Every few years, she flew her plane home again to see the family, and then in 1998, I went to Corpus Christi to see her. I drove down Glasson Drive to the airport and stopped at my aunt’s hanger, which had space for an office, classroom and room for her two airplanes. She was 88 then and busy as a bee teaching her students to fly and organizing the Air Race Classic.
Pauline flew many times in the Powder Puff Derby, an air race for women, later named the Air Race Classic. The competitors zigzag across country making five stops where their times are recorded to determine the placement of each pilot. She emphasized that knowing how to fly in all kinds of weather is critical. During two of the races, Pauline had to ditch her plane due to mechanical problems, one in the desert in New Mexico, which took all day for her rescue. She flew all over the U.S., Alaska and flew in several races to Cuba, before Castro. She met and had dinner with Amelia Earhart, who, in 1929, organized the “Ninety-Nines,” a flying club for women, which Pauline joined in 1938.
As I listened to her fascinating stories, I mentioned that it was rather remarkable someone her age could be flying and teaching flying. She let me know emphatically that it was nothing extraordinary. “Who says I’m too old to fly?” Aging was of little concern to her.
At age 90, Pauline flew in the Air Race Classic, and I met her at one of the stops at Batavia, Ohio, where we had to help her from the plane. The next year during the race, I met her at Seymour, and we had to help her from the plane. Her eyes were perfect and her physical condition excellent, but she had serious problems with her feet. She had been concerned about passing the yearly physical to qualify for her pilot’s license. After the doctor thoroughly examined her, he asked if she used her feet to fly. When she said, “No,” he said, “You pass.”
My aunt taught untold numbers to fly including Girl Scouts and individuals who had never learned to drive a car. Pauline taught flying until she was 91, and during her 71 years flying, she accumulated more than 60,000 hours of flight time, which is equivalent to 2,500 days. She was happiest teaching others to fly, and she taught me a few things, too. She inspired me to maintain that adventuresome spirit, no matter the age. And I understood that one’s spirit is designed to soar, which requires making the effort to “take off” time after time. Lofty ambitions help keep one “crazy” young.

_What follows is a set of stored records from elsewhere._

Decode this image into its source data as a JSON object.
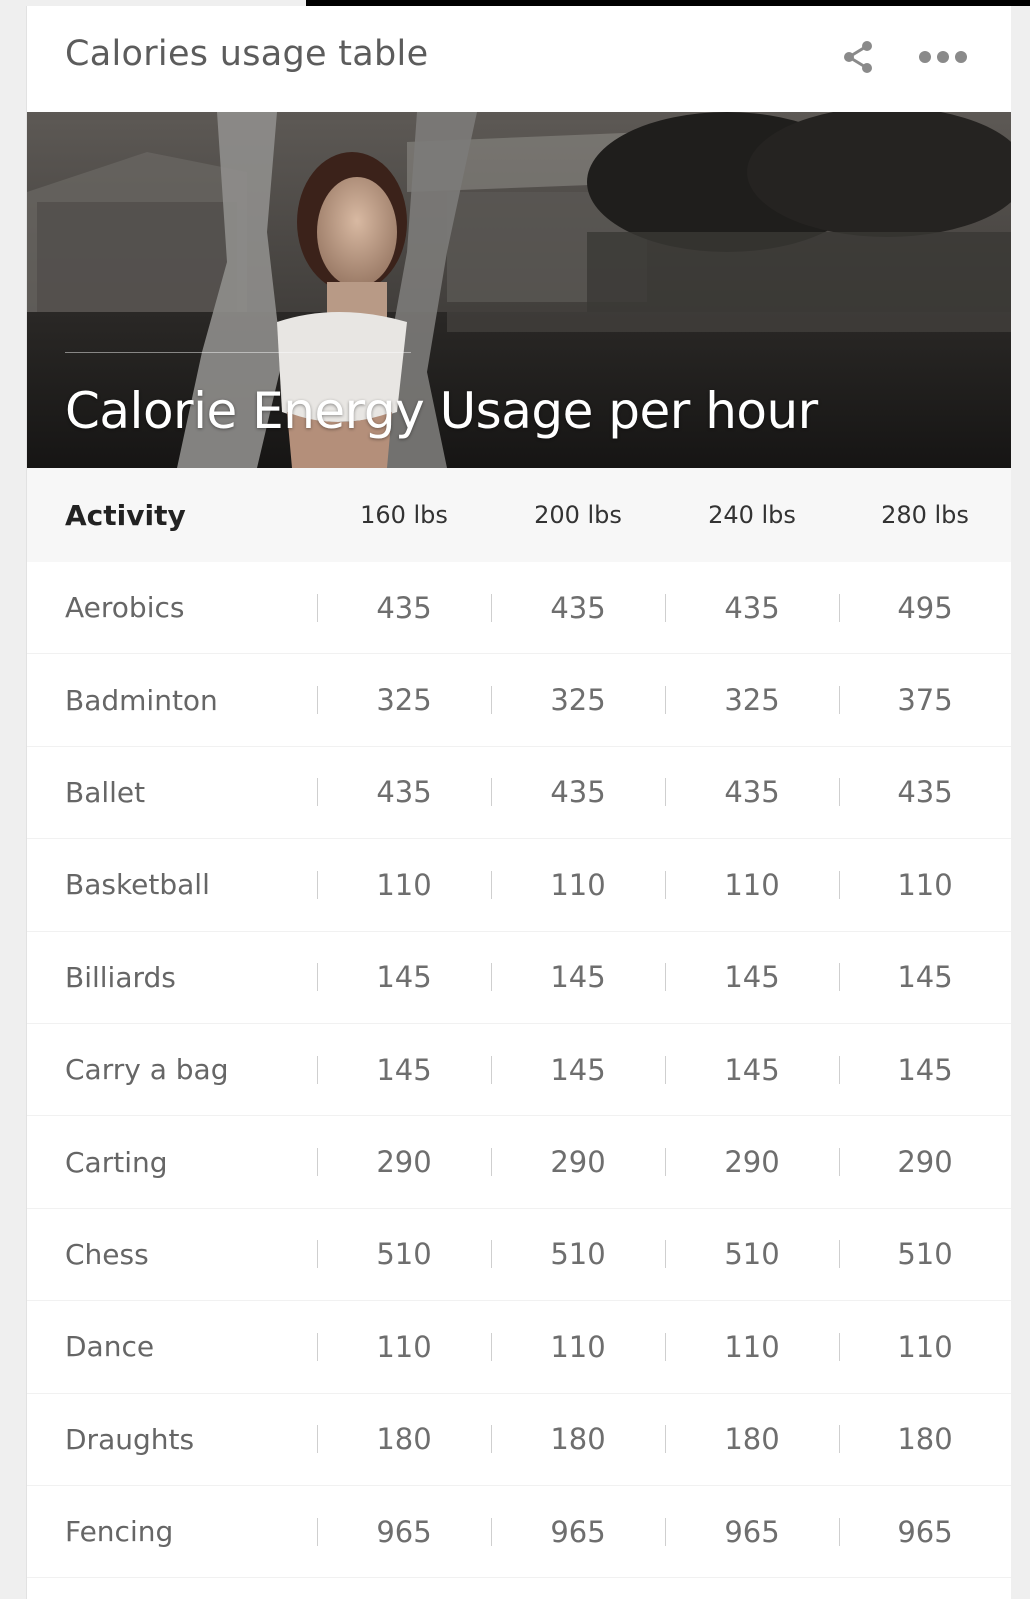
{
  "card": {
    "title": "Calories usage table"
  },
  "icons": {
    "share": "share-icon",
    "more": "more-horizontal-icon"
  },
  "hero": {
    "title": "Calorie Energy Usage per hour"
  },
  "table": {
    "headers": [
      "Activity",
      "160 lbs",
      "200 lbs",
      "240 lbs",
      "280 lbs"
    ],
    "rows": [
      {
        "activity": "Aerobics",
        "values": [
          "435",
          "435",
          "435",
          "495"
        ]
      },
      {
        "activity": "Badminton",
        "values": [
          "325",
          "325",
          "325",
          "375"
        ]
      },
      {
        "activity": "Ballet",
        "values": [
          "435",
          "435",
          "435",
          "435"
        ]
      },
      {
        "activity": "Basketball",
        "values": [
          "110",
          "110",
          "110",
          "110"
        ]
      },
      {
        "activity": "Billiards",
        "values": [
          "145",
          "145",
          "145",
          "145"
        ]
      },
      {
        "activity": "Carry a bag",
        "values": [
          "145",
          "145",
          "145",
          "145"
        ]
      },
      {
        "activity": "Carting",
        "values": [
          "290",
          "290",
          "290",
          "290"
        ]
      },
      {
        "activity": "Chess",
        "values": [
          "510",
          "510",
          "510",
          "510"
        ]
      },
      {
        "activity": "Dance",
        "values": [
          "110",
          "110",
          "110",
          "110"
        ]
      },
      {
        "activity": "Draughts",
        "values": [
          "180",
          "180",
          "180",
          "180"
        ]
      },
      {
        "activity": "Fencing",
        "values": [
          "965",
          "965",
          "965",
          "965"
        ]
      }
    ]
  },
  "colors": {
    "title_text": "#5c5c5c",
    "header_bg": "#f7f7f7",
    "row_text": "#666666",
    "hero_text": "#ffffff"
  }
}
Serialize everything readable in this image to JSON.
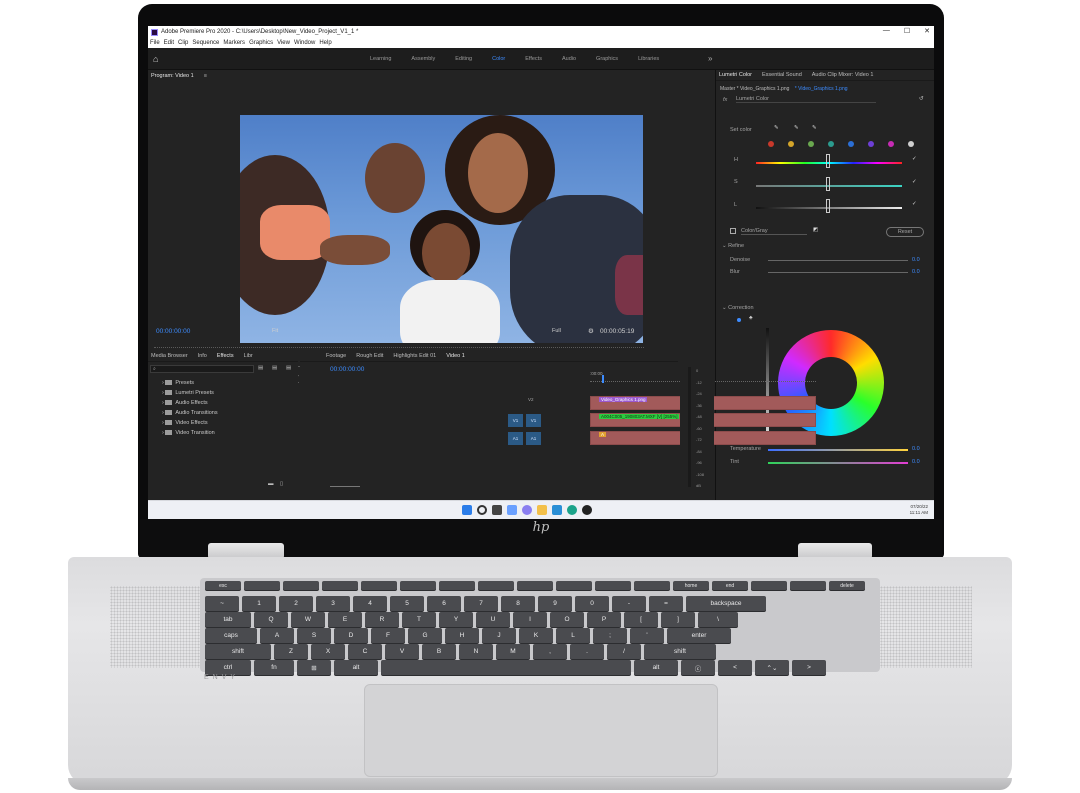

My Aunt Pauline preferred cruising through the peaceful skies with just the two of them: She at the controls guided by her co-pilot, the Almighty. Her long life on earth prepared her for a direct flight to heaven in perfect weather, with no baggage or delays. She’s flying with the angels now.
Contact Terry Cummins at TLCTLC@AOL.com.